The cemetery is the resting place for over 30 of the county's pioneers. Most of them have no immediate survivors left in this area so the graves have long been neglected and the cemetery is a wilderness of brambles. The stones have been laid over the graves to prevent breakages by vandals and the elements.
The land for the community cemetery was donated by Lemuel Steuben Sizer, who settled there in 1846. The first burial was in 1849 and the last in 1884. The names on the stones include Robert and Franklin Ingersoll, both soldiers who died in the Civil war; Elizabeth Sears Sizer, whose husband fought in the Revolutionary war; Karker, Rhodes, Ginnell, Hubbard, Burrell, McHenry, Wadsworth, McCarthy, Hubert, Hamlyn, Brimner, Hallows and many others.
Anyone who has relatives buried in the cemetery is particularly requested to come out Saturday.
From the "Ozaukee Press" newspaper, Thursday, September 30, 1948 --
Cemetery Cleanup Was a Success
Descendant and Neighbors Turned Out to Help Sat.
Saukville -- The determination of the great granddaughter of
one of Ozaukee county's pioneer settlers to do something about the deplorable condition
of the cemetery in which many of her ancestors are buried paid off last Sunday.
The old cemetery on highway O two miles north of Saukville was completely cleared
of the mass of brambles and lilac bushes that have hidden it for nearly 40 years.
The woman with the will was Mrs. Arthur Sylvester of Milwaukee, the former Ada Sizer, whose great great grandfather, Lemuel Steuben Sizer, once owned the land on which he and some 30 early county settlers are buried. She received help from neighbors, other descendants and the county highway department.
Those who pitched in to help Mrs. Sylvester and her husband were Joseph Luftring and Mr. and Mrs. Ray Luftring, who now own the former Sizer farm; Frank Lanser, who owns a farm down the road; Mr. and Mrs. Walter Sizer of Kenosha; Mrs. Arvid Weller, George Hirschinger and Ed Maechtle of Milwaukee; and Herb Peters, Clarence Hoeft and Alvin DeBano of the county highway department.
Walter Sizer is the great grandson of Lemuel while Mrs. Weller is a descendant of the J. D. Karker family which also migrated to this community in the pioneer days and is now buried in the little cemetery. At the time the entire settlement was made up of eastern "yankees," as can be seen by the names on the markers.
Started in 1846
The tiny cemetery and 500 acres of the rich farm land surrounding
it once belonged to Lemuel Steuben Sizer, who came to Wisconsin from Middlefield,
New York in the fall of 1846. He bought the 500 acres on the Milwaukee river in

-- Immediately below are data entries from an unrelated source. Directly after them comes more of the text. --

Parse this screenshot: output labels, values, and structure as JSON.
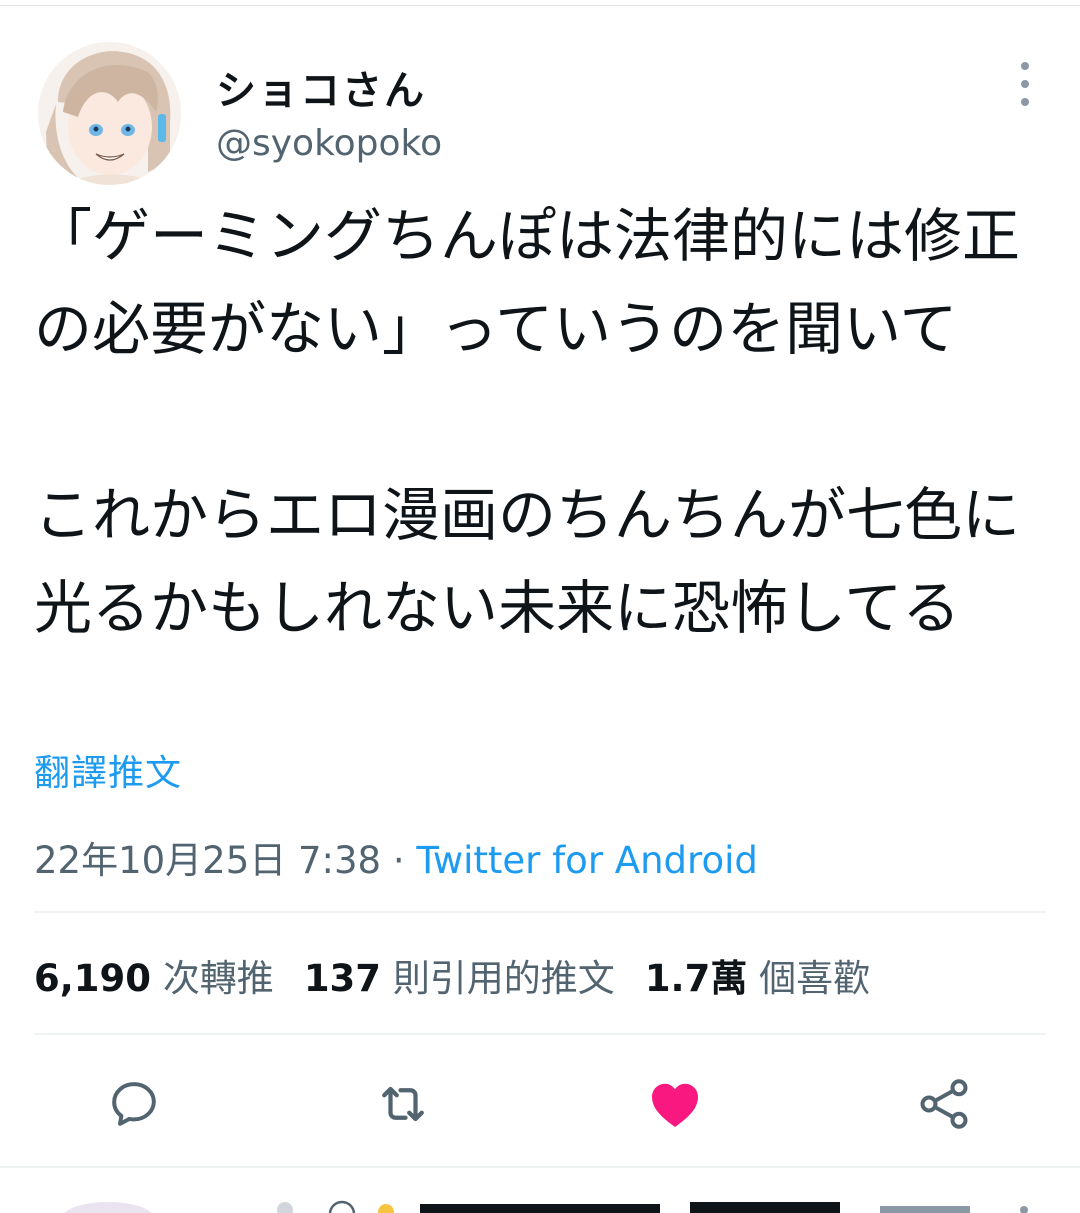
{
  "tweet": {
    "display_name": "ショコさん",
    "handle": "@syokopoko",
    "text": "「ゲーミングちんぽは法律的には修正の必要がない」っていうのを聞いて\n\nこれからエロ漫画のちんちんが七色に光るかもしれない未来に恐怖してる",
    "translate_label": "翻譯推文",
    "timestamp": "22年10月25日 7:38",
    "separator": " · ",
    "source": "Twitter for Android"
  },
  "stats": {
    "retweets_count": "6,190",
    "retweets_label": "次轉推",
    "quotes_count": "137",
    "quotes_label": "則引用的推文",
    "likes_count": "1.7萬",
    "likes_label": "個喜歡"
  },
  "actions": {
    "icons": [
      "reply-icon",
      "retweet-icon",
      "like-icon",
      "share-icon"
    ],
    "liked": true
  },
  "colors": {
    "accent": "#1d9bf0",
    "like": "#f91880",
    "secondary_text": "#536471",
    "primary_text": "#0f1419"
  }
}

the town of Saukville, then known as Sackville in Washington Co., from a Col. Startweather.
Lemuel donated land for a school and cemetery and sold parts of his land to his
seven children. The neighborhood became known as Sizer settlement.
Eventually all the Sizers died or moved away from highway O. Last to go was Julius who exchanged his farm for a home in Port Washington in 1896. Of his 11 children, two daughters are still living. They are Clara Sizer Peffer in Washington and Mrs. Lois Sizer Maechtle of Port, both in their eighties. Walter Sizer, who was here Saturday, is a grandson of Julius.
Still a Problem
Now that the little plot is clean up, Mrs. Sylvester is still faced with the problem of how it is to be kept that way. She is the only descendant living in this vicinity and of course cannot do the work all herself. What she would like is for some service organization to take over the task as a project and keep up the cemetery as an historic landmark.
Now that the brush is cleared away on the Pioneer Community
Cemetery on County Trunk O, north of Saukville, you may be interested in the results.
The markers found are as follows -- with the quaint epitaphs
Olive M. Grinnell
Feb 26th 1859
Aged 4 years
"This love bird so young and fair
Called hense by early doom
Just called to show how sweet a flower
in paradise will bloom."
The known graves which are not marked are as follows:
This makes a total of thirty-nine souls that are known to be buried on this plot. (Remains of a man by name of Godfrey were moved to Waubeka cemetery)